Carleton County hamlet boasts its own 'magnetic hill'
Shepherd Hill may not be as popular as the Moncton tourist attraction, but it's still 'quite an illusion'
Put your car in neutral. Take your foot off the brake. Coast backwards, uphill.
That optical illusion became a ticket for tourism and Moncton's Magnetic Hill's claim to fame.
But there is a second Magnetic Hill. It's on Shepherd Hill, on the other side of the province in Johnville, about 37 kilometres north of Hartland.
Johnville native Marven McQuade said he'd heard the rumours over the years about Shepherd Hill in Carleton County, but he had never really checked it out.
He took us there, and in the beginning, no one was really impressed. It didn't really even look like a hill. It looked more like a flat piece of land.
It's quite an illusion!- Marven McQuade, Johnville resident
But as he put his truck into neutral, and took his foot off the brake, he began quickly rolling backwards.
Looking in his side mirror, he couldn't help but exclaim. "No foot on the gas. We're backing uphill!"
He is now a believer.
"It's quite an illusion!"
Moncton's Magnetic Hill became famous in 1933, after three Telegraph-Journal staffers wrote a story about it.
The story of a second magnetic hill came from an old newspaper article posted on the Hartland "Memories Page." The headline read, "Second Magnetic Hill Reported Back of Bath."
It told the story of a Joe Martin of Hartland, who had been on the road to change a flat tire.
"He couldn't believe his eyes as his car rolled off the jack and began to roll back up what certainly seemed to be a 40-degree grade."
One reported north of Plaster Rock in '50s
No one is certain of the date of the article — not even the Provincial Archives.
The archives manager of reference services, Heather Lyons, couldn't find it in their collection. Instead, she found other articles about other "magnetic" hills.
In 1948, another hill was discovered near the first. In 1949, Brownsville, Que., claimed it had one, and in 1953, someone claimed there was one north of Plaster Rock.
"And there were many places who were either trying to prove they had a magnetic hill or that one was already in existence and they wanted to talk about that," said Lyons. "It ranged from Nova Scotia to Maine and all the way to Scotland. People were talking about this."
Back on Shepherd Hill, a truck approached us. It was two local people, Brian De Merchant and Kirk Sherwood. De Merchant said he had heard something about the road when he was kid.
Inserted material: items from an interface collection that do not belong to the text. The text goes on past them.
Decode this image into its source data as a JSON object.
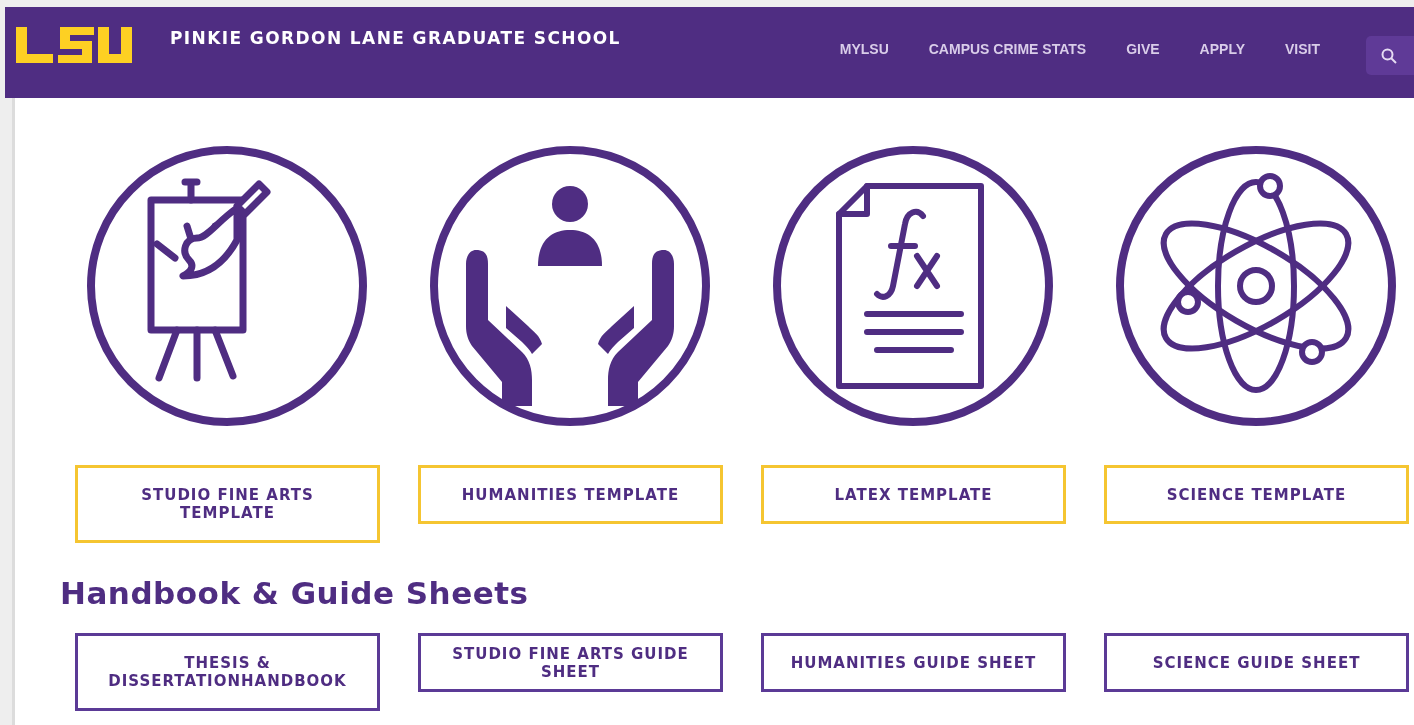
{
  "header": {
    "title": "PINKIE GORDON LANE GRADUATE SCHOOL",
    "nav": [
      {
        "label": "MYLSU"
      },
      {
        "label": "CAMPUS CRIME STATS"
      },
      {
        "label": "GIVE"
      },
      {
        "label": "APPLY"
      },
      {
        "label": "VISIT"
      }
    ]
  },
  "templates": {
    "kind": "gold",
    "items": [
      {
        "label": "STUDIO FINE ARTS TEMPLATE"
      },
      {
        "label": "HUMANITIES TEMPLATE"
      },
      {
        "label": "LATEX TEMPLATE"
      },
      {
        "label": "SCIENCE TEMPLATE"
      }
    ]
  },
  "guides": {
    "heading": "Handbook & Guide Sheets",
    "kind": "purple",
    "items": [
      {
        "label": "THESIS & DISSERTATIONHANDBOOK"
      },
      {
        "label": "STUDIO FINE ARTS GUIDE SHEET"
      },
      {
        "label": "HUMANITIES GUIDE SHEET"
      },
      {
        "label": "SCIENCE GUIDE SHEET"
      }
    ]
  }
}
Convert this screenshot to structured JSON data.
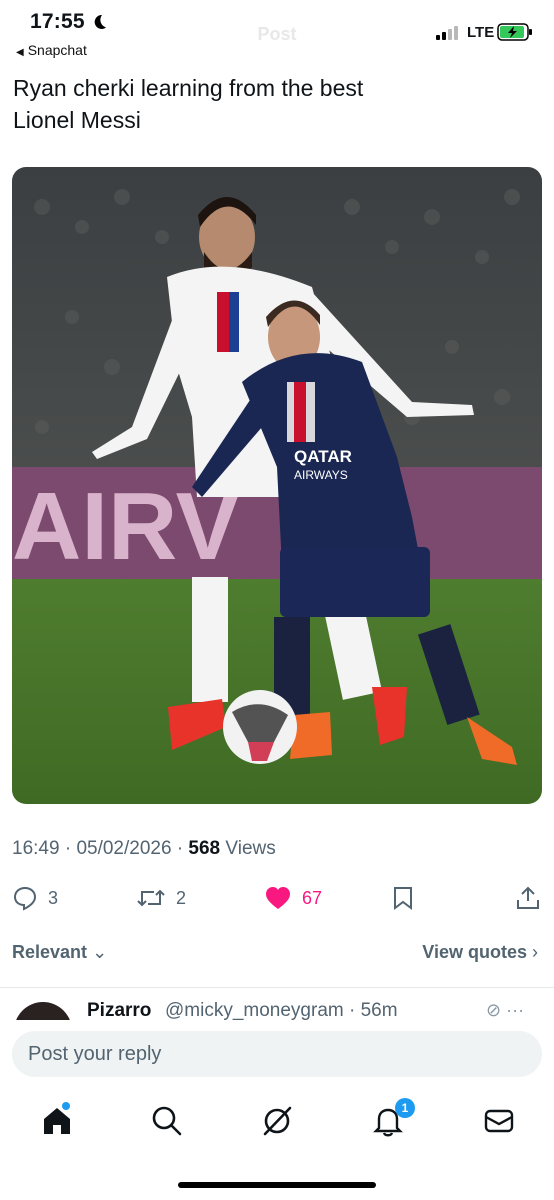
{
  "status_bar": {
    "time": "17:55",
    "back_app": "Snapchat",
    "network": "LTE",
    "ghost_title": "Post"
  },
  "post": {
    "text_line1": "Ryan cherki learning from the best",
    "text_line2": "Lionel Messi",
    "image_alt": "football-match-photo",
    "time": "16:49",
    "date": "05/02/2026",
    "views_count": "568",
    "views_label": "Views"
  },
  "actions": {
    "replies": "3",
    "reposts": "2",
    "likes": "67",
    "liked_color": "#f91880"
  },
  "sort": {
    "relevant_label": "Relevant",
    "view_quotes_label": "View quotes"
  },
  "reply_preview": {
    "name": "Pizarro",
    "handle": "@micky_moneygram · 56m"
  },
  "reply_input": {
    "placeholder": "Post your reply"
  },
  "nav": {
    "items": [
      "home-icon",
      "search-icon",
      "grok-icon",
      "bell-icon",
      "mail-icon"
    ],
    "notifications_badge": "1",
    "accent": "#1d9bf0"
  }
}
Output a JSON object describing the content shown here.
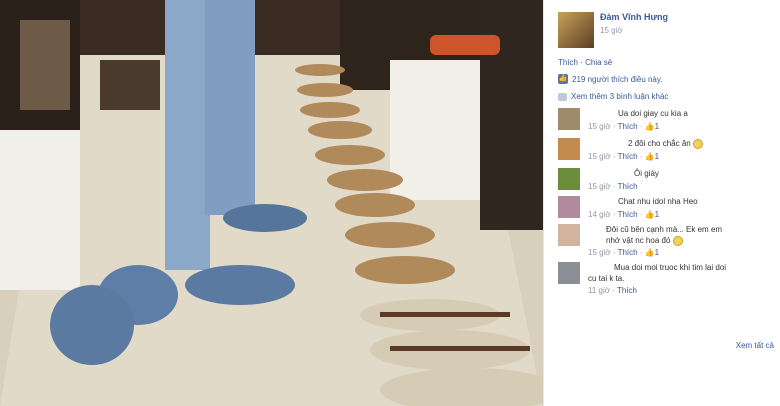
{
  "post": {
    "author": "Đàm Vĩnh Hưng",
    "time": "15 giờ",
    "actions": "Thích · Chia sẻ",
    "likes_text": "219 người thích điều này.",
    "more_comments": "Xem thêm 3 bình luận khác"
  },
  "comments": [
    {
      "text": "Ua doi giay cu kia a",
      "time": "15 giờ",
      "like": "Thích",
      "count": "1",
      "avatar_color": "#9e8b6b"
    },
    {
      "text": "2 đôi cho chắc ăn",
      "time": "15 giờ",
      "like": "Thích",
      "count": "1",
      "avatar_color": "#c58a4e",
      "emoji": true
    },
    {
      "text": "Ôi giày",
      "time": "15 giờ",
      "like": "Thích",
      "count": "",
      "avatar_color": "#6b8c3d"
    },
    {
      "text": "Chat nhu idol nha Heo",
      "time": "14 giờ",
      "like": "Thích",
      "count": "1",
      "avatar_color": "#b28aa0"
    },
    {
      "text": "Đôi cũ bên cạnh mà... Ek em em",
      "text2": "nhớ vật nc hoa đó",
      "time": "15 giờ",
      "like": "Thích",
      "count": "1",
      "avatar_color": "#d1b3a0",
      "emoji": true
    },
    {
      "text": "Mua doi moi truoc khi tim lai doi",
      "text2": "cu tai k ta.",
      "time": "11 giờ",
      "like": "Thích",
      "count": "",
      "avatar_color": "#8a8f96"
    }
  ],
  "view_all": "Xem tất cả",
  "colors": {
    "link": "#3b5998",
    "meta": "#9197a3"
  }
}
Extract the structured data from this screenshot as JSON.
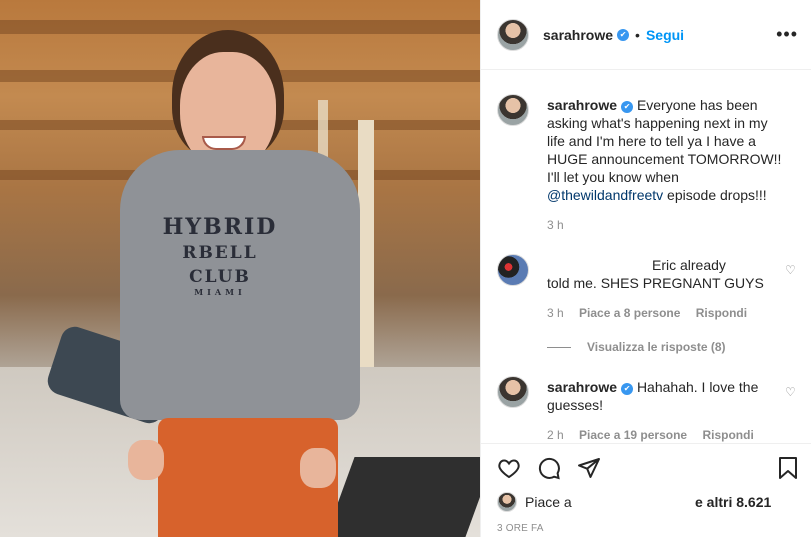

They played along with us, put their truck in neutral, and released the brake. Both men broke into laughter as they began coasting backward, uphill.
McQuade watched them go. Then he said, "I suspect I'll be bringing a lot of people up here … you're going to put us on the map."